Once you reach the Maze district, you will be greeted with a landscape of red rock canyons, towering mesas, and natural arches. The area is known for its rich history, with evidence of human habitation dating back thousands of years. Visitors can explore ancient Puebloan ruins, rock art, and other cultural sites. With few amenities, the Maze district is a true wilderness experience. You’ll need to pick up a backcountry permit to stay overnight

If you are looking for a mapped out route, check out the Maze District Adventure Route.

The route is a challenging and remote four-wheel drive road that winds through a remote and rugged area of the park known for its towering sandstone spires and deep canyons. The route is not recommended for novice drivers or those without high clearance vehicles, but for experienced off-road enthusiasts, it offers a true backcountry adventure.

Grand Staircase-Escalante National Monument

Grand Staircase-Escalante National Monument is a vast and magnificent wilderness area located in southern Utah. At 1.87 million acres, the monument is managed by the BLM, and offers numerous truck trails and four-wheel drive trails. This offers many options for charting out your own overlanding route.

The area has long been targeted by extraction industry – in particular mining interests – but was set aside as a national monument (for a second time) by the Biden administration in 2021.

When you visit, you’ll be exploring the territory of the Ancestral Puebloan and Fremont people, who were skilled at cultivating the rugged land and constructed granaries to preserve their crops. Today, their descendants from tribes such as the Hopi, Paiute, Zuni, Ute, and Navajo, still have a deep connection to this land, as evidenced by the rock art panels, occupation sites, campsites, and granaries left behind.

Additionally, the Monument’s large size, resources, and remote location offer unparalleled opportunities for scientists, researchers, and educators in fields such as geology, paleontology, archaeology, history, and biology. Furthermore, the unspoiled natural area also offers many opportunities for peaceful recreation and solitude.

Other Utah Overlanding Resources

Utah BLM Lands

The United States Bureau of Land Management oversees millions of acres of public lands in the state of Utah – approximately 42 percent of Utah’s lands, totaling to 22.8 million acres, are managed by the Bureau of Land Management. That’s a lot of land. This includes a diverse range of landscapes, from deserts to mountains and canyons to wetlands. They provide a variety of recreational opportunities for off-roading, overlanding and other outdoor enthusiasts, including hiking, camping, hunting, and fishing.

BLM lands great opportunities if you are looking for a more remote and rugged experience than what is offered by national and state parks. I bet you are. Dispersed camping is allowed on many BLM lands, with fewer limitations than other areas, making them a great option for those looking to explore the backcountry.
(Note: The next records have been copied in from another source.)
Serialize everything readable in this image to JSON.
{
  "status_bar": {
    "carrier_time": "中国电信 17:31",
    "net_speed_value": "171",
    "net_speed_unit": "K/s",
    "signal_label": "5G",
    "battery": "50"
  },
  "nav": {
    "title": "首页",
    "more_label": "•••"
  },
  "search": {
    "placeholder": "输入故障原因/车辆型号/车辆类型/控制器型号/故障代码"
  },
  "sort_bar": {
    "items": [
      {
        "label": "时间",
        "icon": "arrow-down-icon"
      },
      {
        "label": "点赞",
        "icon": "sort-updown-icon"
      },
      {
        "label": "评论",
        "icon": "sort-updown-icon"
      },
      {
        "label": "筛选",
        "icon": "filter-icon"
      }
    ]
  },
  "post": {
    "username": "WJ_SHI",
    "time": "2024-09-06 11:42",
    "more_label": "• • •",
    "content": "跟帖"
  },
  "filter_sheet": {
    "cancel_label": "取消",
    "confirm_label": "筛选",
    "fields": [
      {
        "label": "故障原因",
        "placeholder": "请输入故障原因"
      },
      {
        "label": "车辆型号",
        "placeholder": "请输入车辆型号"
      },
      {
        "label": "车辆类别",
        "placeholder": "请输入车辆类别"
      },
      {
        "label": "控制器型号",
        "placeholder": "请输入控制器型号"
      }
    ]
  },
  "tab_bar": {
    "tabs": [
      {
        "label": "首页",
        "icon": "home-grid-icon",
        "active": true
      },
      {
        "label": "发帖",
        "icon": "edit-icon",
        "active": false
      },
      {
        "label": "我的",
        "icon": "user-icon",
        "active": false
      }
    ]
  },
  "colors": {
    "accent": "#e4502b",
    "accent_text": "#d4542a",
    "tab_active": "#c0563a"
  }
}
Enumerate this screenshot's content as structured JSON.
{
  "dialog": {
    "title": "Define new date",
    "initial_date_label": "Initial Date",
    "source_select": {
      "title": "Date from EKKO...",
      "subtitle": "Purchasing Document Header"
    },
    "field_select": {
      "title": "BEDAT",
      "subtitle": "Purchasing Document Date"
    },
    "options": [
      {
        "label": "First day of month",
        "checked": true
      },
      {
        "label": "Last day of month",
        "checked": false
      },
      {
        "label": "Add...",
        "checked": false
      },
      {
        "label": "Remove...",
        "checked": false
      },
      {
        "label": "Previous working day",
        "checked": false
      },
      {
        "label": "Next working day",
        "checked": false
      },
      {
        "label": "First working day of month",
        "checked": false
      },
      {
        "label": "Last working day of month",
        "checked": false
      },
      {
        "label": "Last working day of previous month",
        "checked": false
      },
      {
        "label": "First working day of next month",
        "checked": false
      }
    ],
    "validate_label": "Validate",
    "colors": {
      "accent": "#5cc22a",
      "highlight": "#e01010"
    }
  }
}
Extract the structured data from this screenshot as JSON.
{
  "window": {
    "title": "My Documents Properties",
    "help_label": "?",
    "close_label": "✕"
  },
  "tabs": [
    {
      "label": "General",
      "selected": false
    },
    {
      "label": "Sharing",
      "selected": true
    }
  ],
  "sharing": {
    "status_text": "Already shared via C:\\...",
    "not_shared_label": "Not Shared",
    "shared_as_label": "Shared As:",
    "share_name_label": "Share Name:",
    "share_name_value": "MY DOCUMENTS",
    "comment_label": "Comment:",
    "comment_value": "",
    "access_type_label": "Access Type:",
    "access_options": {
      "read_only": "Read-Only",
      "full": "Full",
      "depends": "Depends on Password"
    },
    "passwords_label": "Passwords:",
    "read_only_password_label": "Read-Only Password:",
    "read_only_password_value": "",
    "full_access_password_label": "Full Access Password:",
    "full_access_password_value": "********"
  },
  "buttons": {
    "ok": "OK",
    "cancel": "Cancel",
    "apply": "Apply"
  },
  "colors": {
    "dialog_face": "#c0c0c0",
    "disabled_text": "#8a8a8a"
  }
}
Check out BLM’s website on Utah for more information and ideas.

Utah National Forests

Utah’s national forests offer some of the most beautiful and diverse overlanding opportunities in the United States. From the dense forests of the Ashley National Forest and to the red rock canyons of the Moab-Monticello District of the Manti-La Sal National Forest, there much to explore.

The forest service manages a system of designated roads and trails that are well-maintained and clearly marked, making it relatively easy to navigate the backcountry. The National Forests in Utah are also home to a diverse array of wildlife, making them a great destination for wildlife viewing and photography. Here’s a full list:
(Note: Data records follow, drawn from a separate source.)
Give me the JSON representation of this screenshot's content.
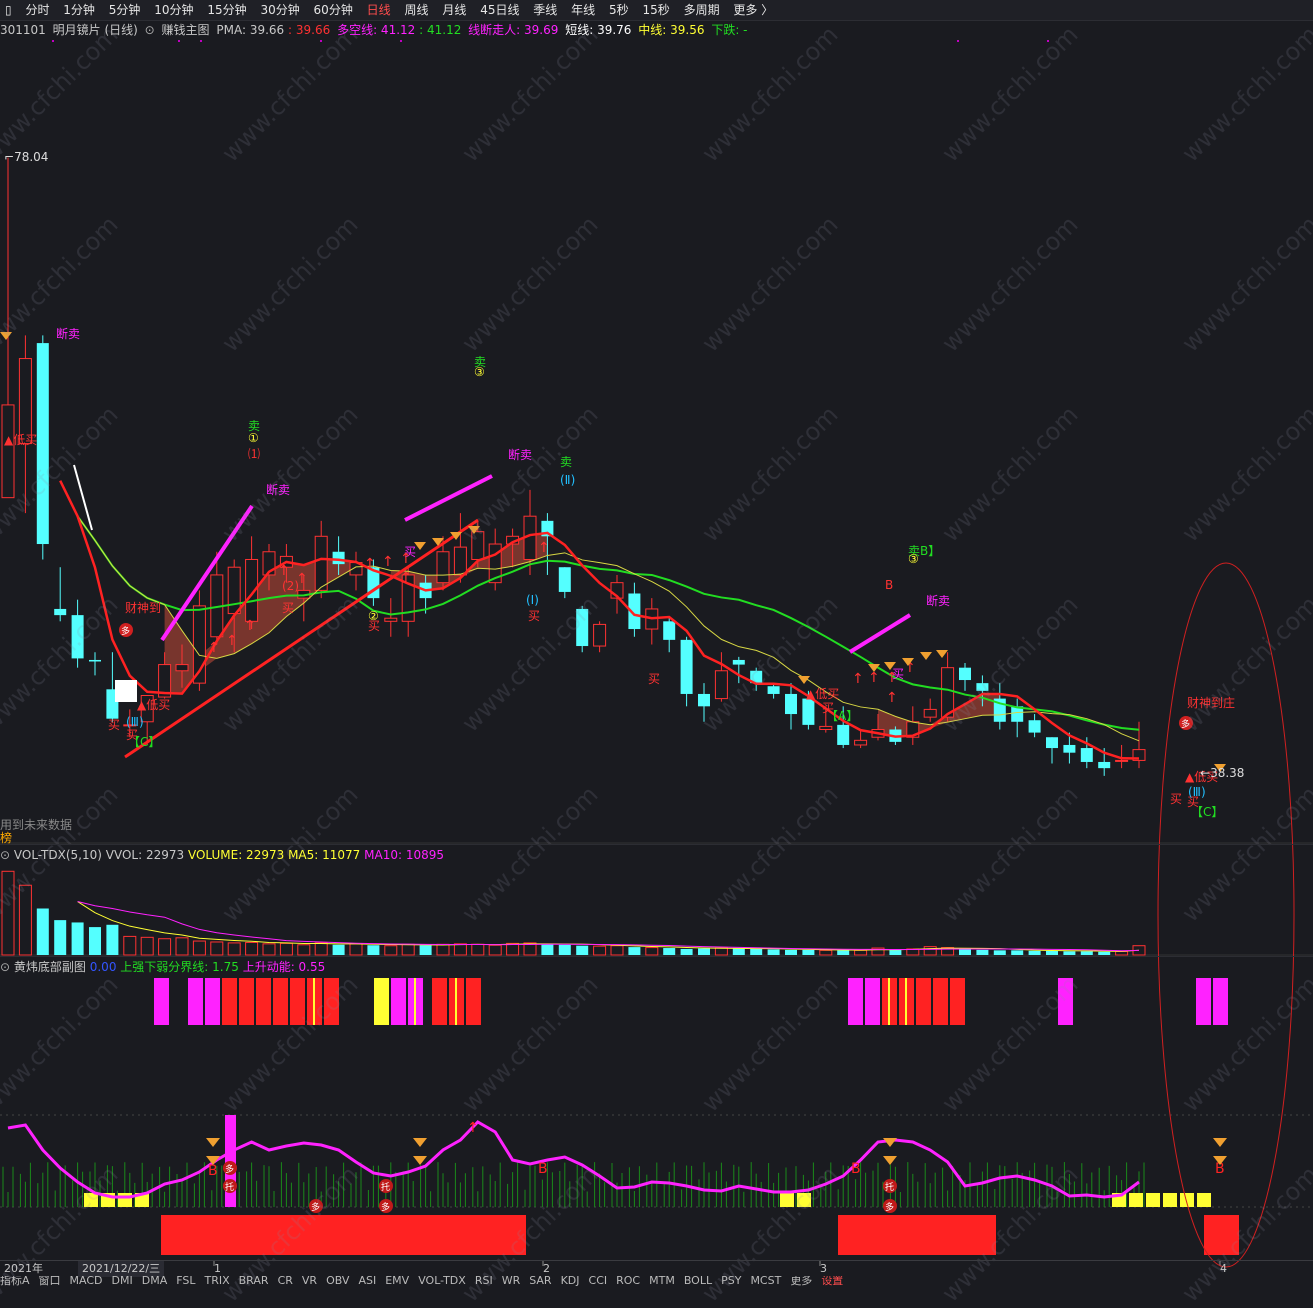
{
  "period_bar": {
    "items": [
      "分时",
      "1分钟",
      "5分钟",
      "10分钟",
      "15分钟",
      "30分钟",
      "60分钟",
      "日线",
      "周线",
      "月线",
      "45日线",
      "季线",
      "年线",
      "5秒",
      "15秒",
      "多周期",
      "更多 〉"
    ],
    "active": "日线"
  },
  "main_info": {
    "code": "301101",
    "name": "明月镜片 (日线)",
    "indicator": "赚钱主图",
    "pma_label": "PMA: 39.66",
    "pma_red": ": 39.66",
    "duokong_label": "多空线: 41.12",
    "duokong_green": ": 41.12",
    "xdzr_label": "线断走人: 39.69",
    "short_label": "短线: 39.76",
    "mid_label": "中线: 39.56",
    "down_label": "下跌: -"
  },
  "price_labels": {
    "high": "78.04",
    "low": "38.38"
  },
  "future_note": "用到未来数据",
  "small_tag": "榜",
  "vol_info": {
    "name": "VOL-TDX(5,10)",
    "vvol": "VVOL: 22973",
    "volume": "VOLUME: 22973",
    "ma5": "MA5: 11077",
    "ma10": "MA10: 10895"
  },
  "sub_info": {
    "name": "黄炜底部副图",
    "zero": "0.00",
    "line1": "上强下弱分界线: 1.75",
    "line2": "上升动能: 0.55"
  },
  "date_bar": {
    "year": "2021年",
    "date": "2021/12/22/三",
    "m1": "1",
    "m2": "2",
    "m3": "3",
    "m4": "4"
  },
  "ind_bar": [
    "指标A",
    "窗口",
    "MACD",
    "DMI",
    "DMA",
    "FSL",
    "TRIX",
    "BRAR",
    "CR",
    "VR",
    "OBV",
    "ASI",
    "EMV",
    "VOL-TDX",
    "RSI",
    "WR",
    "SAR",
    "KDJ",
    "CCI",
    "ROC",
    "MTM",
    "BOLL",
    "PSY",
    "MCST",
    "更多",
    "设置"
  ],
  "watermark": "www.cfchi.com",
  "annotations": {
    "sell": "卖",
    "buy": "买",
    "break_sell": "断卖",
    "low_buy": "▲低买",
    "fortune": "财神到",
    "wave1": "(Ⅰ)",
    "wave2": "(Ⅱ)",
    "wave3": "(Ⅲ)",
    "waveA": "【A】",
    "waveC": "【C】",
    "sellB": "卖B】",
    "circle1": "①",
    "circle2": "②",
    "circle3": "③",
    "paren1": "⑴",
    "paren2": "(2)",
    "B": "B",
    "duo": "多",
    "tuo": "托",
    "fortune_end": "财神到庄"
  },
  "colors": {
    "up": "#ff3232",
    "down": "#54ffff",
    "ma_green": "#22dd22",
    "ma_red": "#ff2222",
    "ma_white": "#ffffff",
    "magenta": "#ff22ff",
    "yellow": "#ffff33",
    "fill": "#8a3a30"
  },
  "chart_data": {
    "type": "candlestick",
    "title": "明月镜片 (日线)",
    "price_range": [
      38.38,
      78.04
    ],
    "candles": [
      {
        "o": 56.0,
        "h": 78.0,
        "l": 56.0,
        "c": 62.0
      },
      {
        "o": 59.5,
        "h": 66.5,
        "l": 55.0,
        "c": 65.0
      },
      {
        "o": 66.0,
        "h": 66.5,
        "l": 52.0,
        "c": 53.0
      },
      {
        "o": 48.8,
        "h": 51.5,
        "l": 48.0,
        "c": 48.4
      },
      {
        "o": 48.4,
        "h": 49.4,
        "l": 45.0,
        "c": 45.6
      },
      {
        "o": 45.5,
        "h": 46.0,
        "l": 44.5,
        "c": 45.4
      },
      {
        "o": 43.6,
        "h": 46.0,
        "l": 41.5,
        "c": 41.7
      },
      {
        "o": 41.3,
        "h": 42.3,
        "l": 40.5,
        "c": 41.3
      },
      {
        "o": 41.5,
        "h": 43.0,
        "l": 40.0,
        "c": 43.2
      },
      {
        "o": 43.1,
        "h": 46.0,
        "l": 43.0,
        "c": 45.2
      },
      {
        "o": 44.8,
        "h": 46.5,
        "l": 43.7,
        "c": 45.2
      },
      {
        "o": 44.0,
        "h": 50.0,
        "l": 43.5,
        "c": 49.0
      },
      {
        "o": 47.0,
        "h": 52.5,
        "l": 46.5,
        "c": 51.0
      },
      {
        "o": 48.5,
        "h": 52.0,
        "l": 46.0,
        "c": 51.5
      },
      {
        "o": 48.0,
        "h": 53.5,
        "l": 47.5,
        "c": 52.0
      },
      {
        "o": 51.0,
        "h": 53.0,
        "l": 50.0,
        "c": 52.5
      },
      {
        "o": 51.5,
        "h": 53.0,
        "l": 50.5,
        "c": 52.2
      },
      {
        "o": 49.5,
        "h": 51.0,
        "l": 48.0,
        "c": 50.0
      },
      {
        "o": 50.0,
        "h": 54.5,
        "l": 49.5,
        "c": 53.5
      },
      {
        "o": 52.5,
        "h": 53.5,
        "l": 51.0,
        "c": 51.7
      },
      {
        "o": 51.0,
        "h": 52.5,
        "l": 50.0,
        "c": 51.8
      },
      {
        "o": 51.5,
        "h": 52.0,
        "l": 49.0,
        "c": 49.5
      },
      {
        "o": 48.0,
        "h": 49.5,
        "l": 47.0,
        "c": 48.2
      },
      {
        "o": 48.0,
        "h": 51.5,
        "l": 47.0,
        "c": 51.0
      },
      {
        "o": 50.5,
        "h": 51.0,
        "l": 48.5,
        "c": 49.5
      },
      {
        "o": 50.5,
        "h": 53.5,
        "l": 50.0,
        "c": 52.5
      },
      {
        "o": 51.0,
        "h": 55.0,
        "l": 50.5,
        "c": 52.8
      },
      {
        "o": 52.0,
        "h": 54.5,
        "l": 51.5,
        "c": 53.8
      },
      {
        "o": 50.5,
        "h": 54.0,
        "l": 50.0,
        "c": 53.0
      },
      {
        "o": 53.0,
        "h": 54.0,
        "l": 51.5,
        "c": 53.5
      },
      {
        "o": 52.0,
        "h": 56.5,
        "l": 51.0,
        "c": 54.8
      },
      {
        "o": 54.5,
        "h": 55.0,
        "l": 51.0,
        "c": 53.5
      },
      {
        "o": 51.5,
        "h": 51.5,
        "l": 49.5,
        "c": 49.9
      },
      {
        "o": 48.8,
        "h": 49.0,
        "l": 46.0,
        "c": 46.4
      },
      {
        "o": 46.4,
        "h": 48.0,
        "l": 46.0,
        "c": 47.8
      },
      {
        "o": 49.5,
        "h": 51.0,
        "l": 48.5,
        "c": 50.5
      },
      {
        "o": 49.8,
        "h": 50.5,
        "l": 47.0,
        "c": 47.5
      },
      {
        "o": 47.5,
        "h": 49.5,
        "l": 46.5,
        "c": 48.8
      },
      {
        "o": 48.0,
        "h": 48.2,
        "l": 46.0,
        "c": 46.8
      },
      {
        "o": 46.8,
        "h": 47.0,
        "l": 42.5,
        "c": 43.3
      },
      {
        "o": 43.3,
        "h": 44.0,
        "l": 41.5,
        "c": 42.5
      },
      {
        "o": 43.0,
        "h": 46.0,
        "l": 42.8,
        "c": 44.8
      },
      {
        "o": 45.5,
        "h": 45.7,
        "l": 44.0,
        "c": 45.2
      },
      {
        "o": 44.8,
        "h": 45.0,
        "l": 43.5,
        "c": 44.0
      },
      {
        "o": 43.8,
        "h": 44.0,
        "l": 43.0,
        "c": 43.3
      },
      {
        "o": 43.3,
        "h": 44.0,
        "l": 41.0,
        "c": 42.0
      },
      {
        "o": 43.0,
        "h": 43.5,
        "l": 41.0,
        "c": 41.3
      },
      {
        "o": 41.0,
        "h": 42.5,
        "l": 40.8,
        "c": 41.2
      },
      {
        "o": 41.3,
        "h": 42.5,
        "l": 39.8,
        "c": 40.0
      },
      {
        "o": 40.0,
        "h": 41.0,
        "l": 39.8,
        "c": 40.3
      },
      {
        "o": 40.5,
        "h": 42.0,
        "l": 40.3,
        "c": 41.0
      },
      {
        "o": 41.0,
        "h": 41.2,
        "l": 40.0,
        "c": 40.2
      },
      {
        "o": 40.5,
        "h": 42.5,
        "l": 40.0,
        "c": 41.5
      },
      {
        "o": 41.8,
        "h": 43.0,
        "l": 41.5,
        "c": 42.3
      },
      {
        "o": 41.8,
        "h": 46.0,
        "l": 41.5,
        "c": 45.0
      },
      {
        "o": 45.0,
        "h": 45.3,
        "l": 43.5,
        "c": 44.2
      },
      {
        "o": 44.0,
        "h": 44.5,
        "l": 42.5,
        "c": 43.5
      },
      {
        "o": 43.0,
        "h": 44.0,
        "l": 41.0,
        "c": 41.5
      },
      {
        "o": 42.5,
        "h": 43.0,
        "l": 40.5,
        "c": 41.5
      },
      {
        "o": 41.6,
        "h": 42.0,
        "l": 40.5,
        "c": 40.8
      },
      {
        "o": 40.5,
        "h": 40.5,
        "l": 38.8,
        "c": 39.8
      },
      {
        "o": 40.0,
        "h": 40.8,
        "l": 38.8,
        "c": 39.5
      },
      {
        "o": 39.8,
        "h": 40.5,
        "l": 38.5,
        "c": 38.9
      },
      {
        "o": 38.9,
        "h": 39.8,
        "l": 38.0,
        "c": 38.5
      },
      {
        "o": 39.0,
        "h": 40.0,
        "l": 38.5,
        "c": 39.0
      },
      {
        "o": 39.0,
        "h": 41.5,
        "l": 38.5,
        "c": 39.7
      }
    ],
    "volume": [
      18000,
      15000,
      10000,
      7500,
      7000,
      6000,
      6500,
      4000,
      3800,
      3500,
      3700,
      3000,
      2800,
      2600,
      2700,
      2400,
      2500,
      2200,
      2600,
      2200,
      2400,
      2100,
      2000,
      2300,
      2100,
      2300,
      2400,
      2300,
      2100,
      2500,
      2600,
      2400,
      2200,
      2000,
      1900,
      2000,
      1700,
      1600,
      1500,
      1300,
      1400,
      1500,
      1400,
      1300,
      1200,
      1100,
      1100,
      1000,
      1000,
      1000,
      1500,
      1200,
      1300,
      1800,
      1600,
      1300,
      1100,
      1000,
      1000,
      900,
      900,
      800,
      800,
      700,
      750,
      2000
    ],
    "ma5_volume": 11077,
    "ma10_volume": 10895,
    "vvol": 22973,
    "sub_indicator": {
      "upper_lower_divider": 1.75,
      "rising_momentum": 0.55
    }
  }
}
Utah National Forests

Ashley National Forest

Caribou-Targhee National Forest

Dixie National Forest

Fishlake National Forest

Manti-La Sal National Forest

Uinta-Wasatch-Cache National Forest

Similar Posts